Mitsubishi Diamante

The Mitsubishi Diamante manufacture by Mitsubishi automobile company. Read more to view more detail and video reviews. Please feel free to comments and give rating to help others


The Mitsubishi Diamante was first introduced to the public at the Tokyo Motor Show in 1989, and went on sale in Japan in May 1990. It became the second generation Magna, replacing the widened 1983 Galant Sigma-based Magna. The luxury version of the Magna, Mitsubishi Verada was the Australian equivalent of the Diamante.

There have been rumors that the Diamante was either not intended for a Japanese launch, or it might have been planned as a low-volume model. The reason for this argument is that until 1989, the width of vehicles was a vital indication of taxation class.
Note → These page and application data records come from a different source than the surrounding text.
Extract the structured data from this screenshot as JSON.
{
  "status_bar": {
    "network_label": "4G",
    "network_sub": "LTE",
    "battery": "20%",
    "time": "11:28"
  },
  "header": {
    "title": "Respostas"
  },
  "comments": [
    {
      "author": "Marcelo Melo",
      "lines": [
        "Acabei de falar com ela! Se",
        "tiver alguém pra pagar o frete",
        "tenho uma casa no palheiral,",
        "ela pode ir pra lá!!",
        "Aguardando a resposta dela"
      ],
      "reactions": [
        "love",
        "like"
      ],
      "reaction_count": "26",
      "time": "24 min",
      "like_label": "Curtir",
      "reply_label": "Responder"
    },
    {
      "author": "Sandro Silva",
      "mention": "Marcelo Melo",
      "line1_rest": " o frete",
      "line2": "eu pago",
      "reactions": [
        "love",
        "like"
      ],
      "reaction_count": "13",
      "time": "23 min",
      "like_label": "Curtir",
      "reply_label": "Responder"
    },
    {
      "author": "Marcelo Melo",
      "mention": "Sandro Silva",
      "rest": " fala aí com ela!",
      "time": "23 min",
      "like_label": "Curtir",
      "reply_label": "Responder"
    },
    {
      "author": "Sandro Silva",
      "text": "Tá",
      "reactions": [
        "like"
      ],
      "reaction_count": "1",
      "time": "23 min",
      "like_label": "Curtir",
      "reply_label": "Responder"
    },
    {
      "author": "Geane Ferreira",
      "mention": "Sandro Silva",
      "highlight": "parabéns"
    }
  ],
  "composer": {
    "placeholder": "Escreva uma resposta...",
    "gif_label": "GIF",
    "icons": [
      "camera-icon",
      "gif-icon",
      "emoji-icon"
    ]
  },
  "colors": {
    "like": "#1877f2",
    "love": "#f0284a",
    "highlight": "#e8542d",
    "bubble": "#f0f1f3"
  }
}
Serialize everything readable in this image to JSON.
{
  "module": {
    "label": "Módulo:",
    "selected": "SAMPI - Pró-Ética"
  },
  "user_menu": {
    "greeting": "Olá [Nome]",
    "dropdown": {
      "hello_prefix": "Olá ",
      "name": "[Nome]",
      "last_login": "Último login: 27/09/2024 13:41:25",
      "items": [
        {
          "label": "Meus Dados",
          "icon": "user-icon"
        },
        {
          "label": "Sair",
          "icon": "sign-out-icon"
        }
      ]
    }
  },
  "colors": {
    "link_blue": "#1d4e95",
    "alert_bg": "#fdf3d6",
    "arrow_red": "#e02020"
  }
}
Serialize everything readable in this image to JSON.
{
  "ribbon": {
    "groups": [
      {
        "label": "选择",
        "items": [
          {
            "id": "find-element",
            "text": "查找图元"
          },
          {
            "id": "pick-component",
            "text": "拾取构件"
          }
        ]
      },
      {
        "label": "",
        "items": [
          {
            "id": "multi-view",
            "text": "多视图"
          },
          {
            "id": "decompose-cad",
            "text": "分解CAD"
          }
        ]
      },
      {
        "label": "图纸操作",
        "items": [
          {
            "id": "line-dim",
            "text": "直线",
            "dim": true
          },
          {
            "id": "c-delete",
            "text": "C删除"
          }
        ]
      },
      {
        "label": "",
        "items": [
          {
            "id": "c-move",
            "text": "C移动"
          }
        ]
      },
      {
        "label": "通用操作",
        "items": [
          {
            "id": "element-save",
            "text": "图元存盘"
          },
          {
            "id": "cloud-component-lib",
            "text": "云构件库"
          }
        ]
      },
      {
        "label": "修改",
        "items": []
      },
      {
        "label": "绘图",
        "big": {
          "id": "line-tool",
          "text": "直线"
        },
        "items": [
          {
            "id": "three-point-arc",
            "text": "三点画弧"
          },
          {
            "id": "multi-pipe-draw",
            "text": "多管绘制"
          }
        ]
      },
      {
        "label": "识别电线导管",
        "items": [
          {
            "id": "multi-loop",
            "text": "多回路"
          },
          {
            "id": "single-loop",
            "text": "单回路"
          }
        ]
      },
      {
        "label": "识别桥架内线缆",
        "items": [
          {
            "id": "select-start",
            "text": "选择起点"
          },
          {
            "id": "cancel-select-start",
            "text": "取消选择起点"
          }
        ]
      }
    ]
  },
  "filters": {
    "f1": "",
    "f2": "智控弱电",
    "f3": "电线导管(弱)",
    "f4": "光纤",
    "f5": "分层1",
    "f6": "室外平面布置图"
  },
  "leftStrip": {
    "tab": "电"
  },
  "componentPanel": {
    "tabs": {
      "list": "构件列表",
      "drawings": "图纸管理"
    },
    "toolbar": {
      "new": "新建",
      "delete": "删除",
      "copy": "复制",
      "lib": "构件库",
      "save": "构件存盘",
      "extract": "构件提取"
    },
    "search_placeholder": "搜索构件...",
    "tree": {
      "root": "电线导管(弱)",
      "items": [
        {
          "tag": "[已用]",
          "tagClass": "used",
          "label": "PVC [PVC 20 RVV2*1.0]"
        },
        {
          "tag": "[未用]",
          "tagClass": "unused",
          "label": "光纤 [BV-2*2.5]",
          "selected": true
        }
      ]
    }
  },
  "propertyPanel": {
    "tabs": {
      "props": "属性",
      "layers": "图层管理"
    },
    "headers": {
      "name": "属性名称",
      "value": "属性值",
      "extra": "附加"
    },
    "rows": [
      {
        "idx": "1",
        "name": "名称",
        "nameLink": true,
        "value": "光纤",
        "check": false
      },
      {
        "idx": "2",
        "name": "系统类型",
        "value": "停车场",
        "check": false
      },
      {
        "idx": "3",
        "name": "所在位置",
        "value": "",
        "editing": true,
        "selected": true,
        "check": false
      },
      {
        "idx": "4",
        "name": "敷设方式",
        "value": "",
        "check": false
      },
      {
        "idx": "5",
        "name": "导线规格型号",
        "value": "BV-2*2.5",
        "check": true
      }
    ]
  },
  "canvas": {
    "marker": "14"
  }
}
The Diamante, being wider than the 1700 mm break, would have suffered a large tax penalty against most of its rivals, which were designed to be just under limit. At the time, Mitsubishi’s image was also considered less than ideal for the marketing of a luxury car—its most expensive offering that the time, the Debonair, was largely seen as a company car project for Mitsubishi conglomerate executives.

However, the tax situation had changed in 1989, and the Diamante became the surprise hit of 1990. Amidst Japan’s bubble economy, many private car owners sought an executive car in a market that had very few new offerings that year.

The Japanese market Diamante was a four-door hardtop with no window sashes. Five months after the Diamante’s launch, Mitsubishi also introduced the Sigma, which was different from the Diamante with its slightly taller roofline, six-windows as opposed to four-window glasshouse, window sashes, and front/rear treatment.

In Japan, the Diamante was available with three V6 engines (2.0, 2.5 and 3.0 Liter) of the 6G7 family; all wheel drive was available on most models. Perhaps contrary to its overseas image, Mitsubishi at the time fully emphasized the use of electronic gadgets in its cars, and the Diamante is notable for a long list of such features. This generation won the Japan Car of the Year award in 1990. The Diamante was first sold in 1992 in the United States, replacing the Sigma, which was based on previous generation Mitsubishi Galants.

In Australia, the Sigma was manufactured locally as the Mitsubishi Verada, with a cheaper mainstream version known as the Magna. The Magna/Verada station wagon was designed locally in Australia, and was exported to Japan and the United States as the Diamante wagon, and to Europe as the Sigma wagon.